Category: Regions and Powers

Power Cycle in International Politics: Africa’s Role in this Game

Amitav Acharya characterized the current world order as “a world of multiple modernities, where Western liberal modernity (and its preferred pathways to economic development and governance) is only a part of what is on offer”. A world, he adds, of interconnectedness and interdependence, and “not a singular global order, liberal or otherwise, but a complex… Read more »

Foreign Policy Setbacks Hamper Putin’s Desires for Bali

The G20 summit in Bali, Indonesia, scheduled for November 15–16, certainly presents attractive prospects for Russian President Vladimir Putin, who needs to re-assert his place among the world’s most influential leaders. However, he has yet to confirm his travel plans and not purely out of concern about affronts from the “hostile” states, which make up… Read more »

Why has the Puntland state of Somalia been unable to conduct a ‘one person one vote’ election for over 24 years?

Somalia has not held multiparty elections since late 1969 when the military seized power from a democratically elected government in a bloodless coup.[1]  The military remained in control until 1991, followed by thirty years of civil war and political instability. After the collapse of the central government, major clans, notably those in the northwest and… Read more »

No Surprises but Putin Reveals Frustrations at Valdai

The Valdai Club’s annual conference used to be a gala gathering of Western and international experts who appreciated direct access to Russian elites and expected to hear about new trends and ambitions in Moscow’s foreign policy from the traditional speech given by President Vladimir Putin. This year, few veterans opted to come to Moscow, and… Read more »
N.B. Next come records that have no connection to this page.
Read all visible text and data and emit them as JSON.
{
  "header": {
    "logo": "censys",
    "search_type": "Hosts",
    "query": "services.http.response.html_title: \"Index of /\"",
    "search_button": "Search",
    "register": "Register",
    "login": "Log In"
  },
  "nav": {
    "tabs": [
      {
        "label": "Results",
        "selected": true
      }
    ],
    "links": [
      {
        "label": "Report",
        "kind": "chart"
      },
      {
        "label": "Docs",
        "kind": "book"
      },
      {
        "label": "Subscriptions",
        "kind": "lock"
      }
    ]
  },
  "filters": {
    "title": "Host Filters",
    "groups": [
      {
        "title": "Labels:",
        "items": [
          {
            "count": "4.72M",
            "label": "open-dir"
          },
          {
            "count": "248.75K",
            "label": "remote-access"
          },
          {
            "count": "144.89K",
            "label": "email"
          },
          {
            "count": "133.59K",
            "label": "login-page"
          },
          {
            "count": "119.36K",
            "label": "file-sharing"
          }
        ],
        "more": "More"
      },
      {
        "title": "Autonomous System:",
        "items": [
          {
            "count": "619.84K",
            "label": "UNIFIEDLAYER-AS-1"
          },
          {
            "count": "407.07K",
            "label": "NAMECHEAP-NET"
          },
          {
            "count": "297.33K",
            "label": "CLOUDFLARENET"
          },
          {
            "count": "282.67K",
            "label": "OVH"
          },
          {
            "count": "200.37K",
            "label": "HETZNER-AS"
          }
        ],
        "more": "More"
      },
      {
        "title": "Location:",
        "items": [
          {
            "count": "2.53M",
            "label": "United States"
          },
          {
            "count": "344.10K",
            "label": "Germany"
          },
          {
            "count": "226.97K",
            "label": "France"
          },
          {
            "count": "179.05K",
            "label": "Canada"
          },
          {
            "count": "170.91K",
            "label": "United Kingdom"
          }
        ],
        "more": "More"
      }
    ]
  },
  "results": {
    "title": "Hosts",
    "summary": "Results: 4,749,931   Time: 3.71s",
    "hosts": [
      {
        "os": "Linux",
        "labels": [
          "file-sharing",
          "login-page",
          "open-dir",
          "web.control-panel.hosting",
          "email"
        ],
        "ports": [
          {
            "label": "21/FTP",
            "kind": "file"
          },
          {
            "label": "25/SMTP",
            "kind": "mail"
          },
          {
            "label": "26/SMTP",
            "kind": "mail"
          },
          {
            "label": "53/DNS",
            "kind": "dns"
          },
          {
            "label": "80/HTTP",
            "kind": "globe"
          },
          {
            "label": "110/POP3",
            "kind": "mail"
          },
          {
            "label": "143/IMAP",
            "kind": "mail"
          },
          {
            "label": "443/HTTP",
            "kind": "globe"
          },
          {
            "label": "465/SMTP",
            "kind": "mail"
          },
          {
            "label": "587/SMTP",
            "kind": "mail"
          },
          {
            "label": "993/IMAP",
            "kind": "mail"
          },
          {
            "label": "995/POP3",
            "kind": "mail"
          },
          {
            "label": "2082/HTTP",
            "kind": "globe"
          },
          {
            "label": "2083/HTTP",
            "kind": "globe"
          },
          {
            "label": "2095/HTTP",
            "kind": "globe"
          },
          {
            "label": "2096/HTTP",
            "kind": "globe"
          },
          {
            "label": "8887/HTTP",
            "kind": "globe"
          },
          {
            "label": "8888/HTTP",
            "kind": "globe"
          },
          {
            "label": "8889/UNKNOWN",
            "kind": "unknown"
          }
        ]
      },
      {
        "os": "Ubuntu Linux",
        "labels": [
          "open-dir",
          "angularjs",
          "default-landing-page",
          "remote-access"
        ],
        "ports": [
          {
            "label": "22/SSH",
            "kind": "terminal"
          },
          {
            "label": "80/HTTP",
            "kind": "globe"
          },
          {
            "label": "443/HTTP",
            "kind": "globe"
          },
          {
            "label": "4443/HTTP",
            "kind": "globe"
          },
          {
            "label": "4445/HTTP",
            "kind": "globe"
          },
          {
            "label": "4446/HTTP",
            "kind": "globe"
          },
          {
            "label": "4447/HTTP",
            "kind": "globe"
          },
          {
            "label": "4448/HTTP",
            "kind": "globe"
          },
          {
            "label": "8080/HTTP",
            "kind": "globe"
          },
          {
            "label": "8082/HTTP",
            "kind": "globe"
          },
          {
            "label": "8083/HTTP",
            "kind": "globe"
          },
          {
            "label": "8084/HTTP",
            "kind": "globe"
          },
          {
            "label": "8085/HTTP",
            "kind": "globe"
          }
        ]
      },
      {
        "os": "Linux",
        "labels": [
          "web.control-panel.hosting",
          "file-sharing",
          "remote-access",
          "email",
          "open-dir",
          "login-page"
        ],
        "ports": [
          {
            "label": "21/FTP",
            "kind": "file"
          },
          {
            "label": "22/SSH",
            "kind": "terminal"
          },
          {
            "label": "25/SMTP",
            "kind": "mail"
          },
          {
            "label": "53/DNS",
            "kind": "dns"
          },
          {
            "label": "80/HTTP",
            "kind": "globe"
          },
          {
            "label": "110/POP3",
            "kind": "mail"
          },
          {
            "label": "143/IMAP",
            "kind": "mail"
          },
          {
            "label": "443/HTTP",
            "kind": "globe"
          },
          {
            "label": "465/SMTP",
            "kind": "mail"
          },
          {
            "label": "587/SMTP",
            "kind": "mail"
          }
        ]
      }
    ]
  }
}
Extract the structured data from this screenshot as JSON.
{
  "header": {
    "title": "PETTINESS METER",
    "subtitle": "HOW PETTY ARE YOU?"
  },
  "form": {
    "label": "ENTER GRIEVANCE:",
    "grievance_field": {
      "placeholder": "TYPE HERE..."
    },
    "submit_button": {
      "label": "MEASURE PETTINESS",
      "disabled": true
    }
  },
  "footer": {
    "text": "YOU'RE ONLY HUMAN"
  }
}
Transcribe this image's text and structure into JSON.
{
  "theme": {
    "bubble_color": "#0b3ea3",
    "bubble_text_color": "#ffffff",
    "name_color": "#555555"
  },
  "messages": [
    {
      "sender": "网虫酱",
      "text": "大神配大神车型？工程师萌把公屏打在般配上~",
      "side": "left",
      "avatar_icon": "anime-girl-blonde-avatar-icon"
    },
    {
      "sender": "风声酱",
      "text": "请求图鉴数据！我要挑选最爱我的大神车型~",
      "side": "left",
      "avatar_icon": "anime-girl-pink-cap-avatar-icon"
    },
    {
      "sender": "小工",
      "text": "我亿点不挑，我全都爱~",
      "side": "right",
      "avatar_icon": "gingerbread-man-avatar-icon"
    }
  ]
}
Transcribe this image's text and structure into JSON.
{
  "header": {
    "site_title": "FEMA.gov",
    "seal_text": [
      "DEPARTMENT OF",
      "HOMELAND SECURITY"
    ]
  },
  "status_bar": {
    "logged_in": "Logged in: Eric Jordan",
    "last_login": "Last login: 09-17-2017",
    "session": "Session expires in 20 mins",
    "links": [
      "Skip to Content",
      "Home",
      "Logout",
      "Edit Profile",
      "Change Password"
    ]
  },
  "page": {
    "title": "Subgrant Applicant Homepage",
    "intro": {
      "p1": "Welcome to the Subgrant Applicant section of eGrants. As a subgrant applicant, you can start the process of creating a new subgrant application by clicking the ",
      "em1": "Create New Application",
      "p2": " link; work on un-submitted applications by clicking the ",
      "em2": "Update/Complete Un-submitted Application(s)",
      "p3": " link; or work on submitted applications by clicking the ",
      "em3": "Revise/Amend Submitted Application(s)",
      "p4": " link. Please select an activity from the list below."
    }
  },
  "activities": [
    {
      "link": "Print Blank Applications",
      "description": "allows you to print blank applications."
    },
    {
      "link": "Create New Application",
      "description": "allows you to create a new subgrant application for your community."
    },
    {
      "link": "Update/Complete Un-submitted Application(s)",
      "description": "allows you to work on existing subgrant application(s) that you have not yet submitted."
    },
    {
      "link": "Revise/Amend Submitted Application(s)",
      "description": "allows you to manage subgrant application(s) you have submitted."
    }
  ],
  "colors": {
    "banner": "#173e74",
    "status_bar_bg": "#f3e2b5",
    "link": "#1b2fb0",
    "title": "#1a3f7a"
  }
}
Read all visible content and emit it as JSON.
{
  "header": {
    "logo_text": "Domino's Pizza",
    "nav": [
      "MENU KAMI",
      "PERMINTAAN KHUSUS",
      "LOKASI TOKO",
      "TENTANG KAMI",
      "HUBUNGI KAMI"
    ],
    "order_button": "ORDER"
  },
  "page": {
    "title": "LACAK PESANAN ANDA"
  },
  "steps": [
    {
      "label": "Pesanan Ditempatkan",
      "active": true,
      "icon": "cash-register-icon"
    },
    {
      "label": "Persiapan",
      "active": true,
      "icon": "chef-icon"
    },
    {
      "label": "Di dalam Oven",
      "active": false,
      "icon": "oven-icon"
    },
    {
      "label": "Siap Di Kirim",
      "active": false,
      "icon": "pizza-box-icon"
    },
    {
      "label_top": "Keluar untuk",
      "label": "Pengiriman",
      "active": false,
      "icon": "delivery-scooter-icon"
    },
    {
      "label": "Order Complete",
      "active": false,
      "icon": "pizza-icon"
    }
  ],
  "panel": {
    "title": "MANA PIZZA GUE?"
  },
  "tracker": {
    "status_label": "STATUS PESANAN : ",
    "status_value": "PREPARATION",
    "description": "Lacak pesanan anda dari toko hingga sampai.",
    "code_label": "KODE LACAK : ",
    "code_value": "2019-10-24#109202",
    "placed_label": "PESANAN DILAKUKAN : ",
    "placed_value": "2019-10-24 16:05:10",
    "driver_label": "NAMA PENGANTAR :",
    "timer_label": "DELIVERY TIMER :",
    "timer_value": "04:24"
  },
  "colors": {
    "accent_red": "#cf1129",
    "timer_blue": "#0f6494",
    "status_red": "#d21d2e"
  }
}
The US Declares Chip-War on China

The United States recently announced a new set of restrictions on the export of advanced semiconductors, chip-making equipment, and supercomputer components to China. The interim final rule further escalates the geopolitical dispute between the US and China and raises concerns about the increasing fragmentation of the digital domain.

Russia Cannot Count on Global South to Confront the West

Destroying the unfair West-dominated and US-led world order has been an emphatically declared goal of Russia’s “special operation” in Ukraine, and a massive amount of information resources has been spent on mobilizing support for this cause in the Global South. President Vladimir Putin has personally led this propaganda offensive condemning predatory and even “neo-colonial” intentions… Read more »

To Support Afghan Women Activists, Prioritize Local Knowledge over Numbers

In July, the US Department of State launched the US-Afghan Consultative Mechanism in partnership with the United States Institute of Peace, Atlantic Council, Georgetown Institute for Women, Peace and Security, and Sisterhood is Global Institute. As the Taliban continues to strip women and vulnerable groups inside Afghanistan of their human rights, the Mechanism intends to provide international platforms for Afghan women… Read more »

Russia Tries to Extend and Exploit a Pause in War

Fast-moving developments in various tactical battlefields of Russia’s war against Ukraine have notably slowed during the past week, and Moscow is actively seeking to prolong this procrastination. President Vladimir Putin, traveling to Astana, Kazakhstan, for a convalescence of several summits, sought to alter his hawkish narrative and downplay the “unpleasant” Ukrainian theme (Gazeta.ru, October 14)…. Read more »

Putin’s Botched Mobilization and Nuclear Non-Option

Russian President Vladimir Putin’s September 21st address to the nation could prove to be one of his most fateful blunders in his disastrous war in Ukraine. In his 15-minute pre-recorded speech, Putin announced support for the referendums in four Ukrainian regions, declared partial mobilization in Russia, accused the West of aggressive “Russophobia” and threatened to… Read more »

The Peace Researcher Is a Deeply Worried Optimist

Henrik Urdal, Director of the Peace Research Institute Oslo (PRIO), laughs out loud when our journalist points out all the worries that have emerged during their conversation. He does indeed believe that many left-wingers can end up supporting Norwegian EU membership. But he fears continued political polarization in the United States, and is worried that… Read more »